World Bank (retired)


By International Consulting News


Editor’s note: This interview was conducted with Bob Youker by International Consulting News (ICN) in 1980 when Bob was still with the World Bank.  ICN is no longer in existence; this interview is republished here with Bob Youker’s consent. 

Bob Youker’s background summary can be found at the end of this interview

International Consulting News (ICN):              Bob, why is project management becoming an increasingly popular topic among managers and consultants?  

Bob Youker (Bob):             Perhaps the main reason is because society is moving toward more temporary systems, “adhocracy” as Toffler called it.  Given the environment surrounding most organizations and the pace of technological innovation, the emphasis in organizations is shifting from functions to tasks, in order to meet organizational objectives.

In my opinion, emphasis on Management  By Objectives has also contributed to the popularity of project management.  By definition MBO carves projects out of functional operations.

ICN:    There seems to be some confusion surrounding the terms project management, project organization and matrix management.  Would you define them differently or distinguish between them?
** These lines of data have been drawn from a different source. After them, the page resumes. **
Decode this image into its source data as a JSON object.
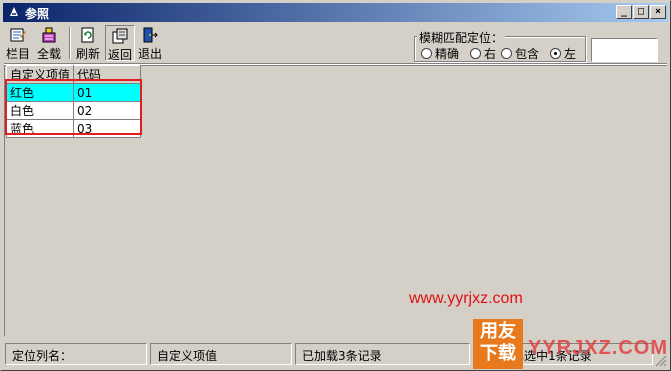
{
  "window": {
    "title": "参照",
    "controls": {
      "minimize": "_",
      "maximize": "□",
      "close": "×"
    }
  },
  "toolbar": {
    "columns_label": "栏目",
    "load_all_label": "全载",
    "refresh_label": "刷新",
    "back_label": "返回",
    "exit_label": "退出"
  },
  "fuzzy_match": {
    "title": "模糊匹配定位：",
    "options": [
      {
        "label": "精确",
        "selected": false
      },
      {
        "label": "右",
        "selected": false
      },
      {
        "label": "包含",
        "selected": false
      },
      {
        "label": "左",
        "selected": true
      }
    ],
    "input_value": ""
  },
  "grid": {
    "columns": [
      "自定义项值",
      "代码"
    ],
    "rows": [
      {
        "name": "红色",
        "code": "01",
        "selected": true
      },
      {
        "name": "白色",
        "code": "02",
        "selected": false
      },
      {
        "name": "蓝色",
        "code": "03",
        "selected": false
      }
    ]
  },
  "watermark": {
    "url": "www.yyrjxz.com",
    "logo_line1": "用友",
    "logo_line2": "下载",
    "logo_site": "YYRJXZ.COM"
  },
  "statusbar": {
    "locate_column_label": "定位列名：",
    "locate_column_value": "自定义项值",
    "loaded_text": "已加载3条记录",
    "selected_text": "已选中1条记录"
  },
  "colors": {
    "title_gradient_start": "#0a246a",
    "title_gradient_end": "#a6caf0",
    "selected_row": "#00ffff",
    "highlight_border": "#e02020",
    "watermark_red": "#e01010",
    "logo_orange": "#e87a1d"
  },
  "icons": {
    "title": "app-icon",
    "columns": "columns-icon",
    "load_all": "load-all-icon",
    "refresh": "refresh-icon",
    "back": "back-icon",
    "exit": "exit-icon"
  }
}
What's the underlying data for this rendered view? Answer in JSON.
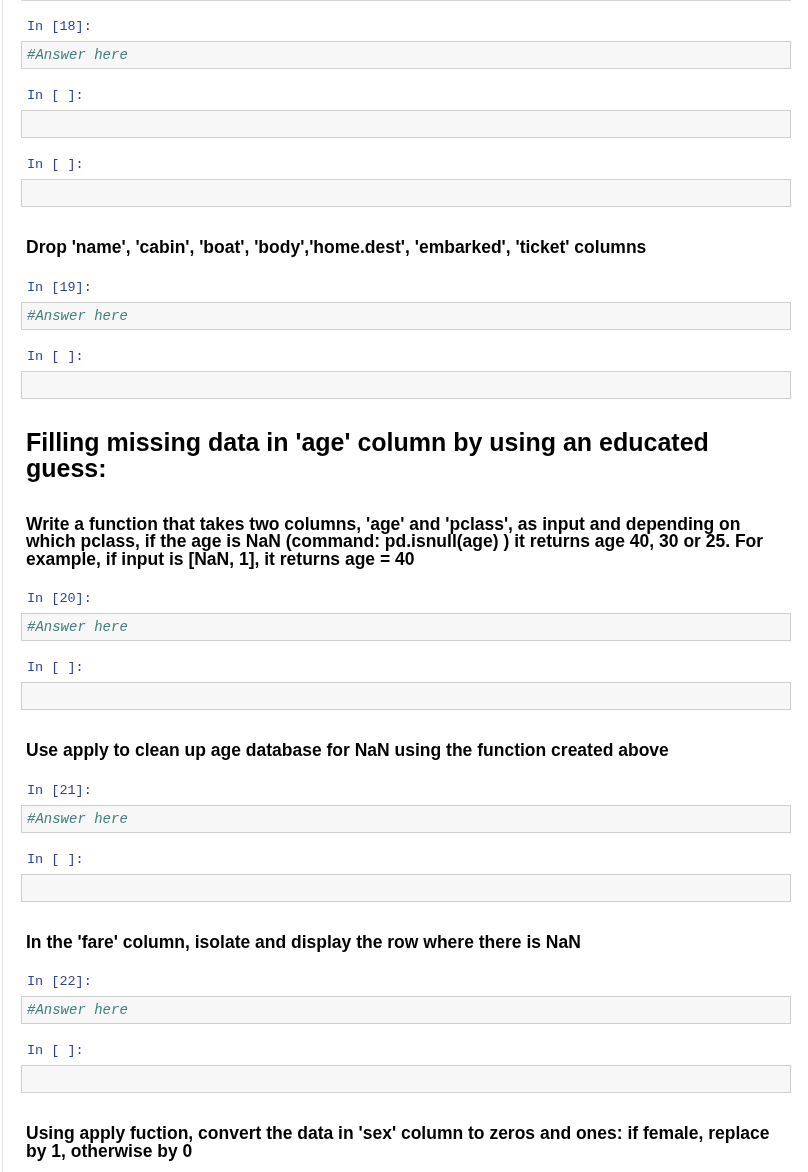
{
  "cells": [
    {
      "kind": "code",
      "prompt": "In [18]:",
      "code": "#Answer here"
    },
    {
      "kind": "code",
      "prompt": "In [ ]:"
    },
    {
      "kind": "code",
      "prompt": "In [ ]:"
    },
    {
      "kind": "task",
      "text": "Drop 'name', 'cabin', 'boat', 'body','home.dest', 'embarked', 'ticket' columns"
    },
    {
      "kind": "code",
      "prompt": "In [19]:",
      "code": "#Answer here"
    },
    {
      "kind": "code",
      "prompt": "In [ ]:"
    },
    {
      "kind": "heading",
      "text": "Filling missing data in 'age' column by using an educated guess:"
    },
    {
      "kind": "task",
      "text": "Write a function that takes two columns, 'age' and 'pclass', as input and depending on which pclass, if the age is NaN (command: pd.isnull(age) ) it returns age 40, 30 or 25. For example, if input is [NaN, 1], it returns age = 40"
    },
    {
      "kind": "code",
      "prompt": "In [20]:",
      "code": "#Answer here"
    },
    {
      "kind": "code",
      "prompt": "In [ ]:"
    },
    {
      "kind": "task",
      "text": "Use apply to clean up age database for NaN using the function created above"
    },
    {
      "kind": "code",
      "prompt": "In [21]:",
      "code": "#Answer here"
    },
    {
      "kind": "code",
      "prompt": "In [ ]:"
    },
    {
      "kind": "task",
      "text": "In the 'fare' column, isolate and display the row where there is NaN"
    },
    {
      "kind": "code",
      "prompt": "In [22]:",
      "code": "#Answer here"
    },
    {
      "kind": "code",
      "prompt": "In [ ]:"
    },
    {
      "kind": "task",
      "text": "Using apply fuction, convert the data in 'sex' column to zeros and ones: if female, replace by 1, otherwise by 0"
    }
  ]
}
Bob:   Certainly, I would agree that confusion does exist, particularly between project management and project organization.  Project management is managing projects.  Projects are complex series of activities leading up to a specific end event.  The project is unique.  It is a one-time occurrence with a beginning and an end as contrasted with “operations” where activities may be cyclical or repetitive.  Project management may be carried out under any organizational structure.

Project organization is a single purpose structure organized around project outputs.  Usually such a structure is created on a temporary basis within a larger organization to attain a specific objective.  It is separated from the regular functional structure and set up as a self-contained unit headed by a project manager.  Interestingly, the internal structure of the project organization is functional.

Matrix organization is a multidimensional structure in which a lateral structure suitable for project coordination is super-imposed on a vertical functional structure.

ICN:    What are some of the pitfalls or problems inherent in project management?

Bob:   There are several.  At a general level, project management is frequently over complicated, over sophisticated and over jargonized by its users.

Project management involves detailed planning of uncertain future activities.  People hate to be pinned down about the future and so you hear comments like “let’s play it by ear.”  Critical path programming becomes a bitter pill to swallow.  Putting plans down on paper, in black and white, is something we don’t like to do as human beings and so this aspect of project management seems more like a punishment than an appropriate methodology.


To read entire interview (click here)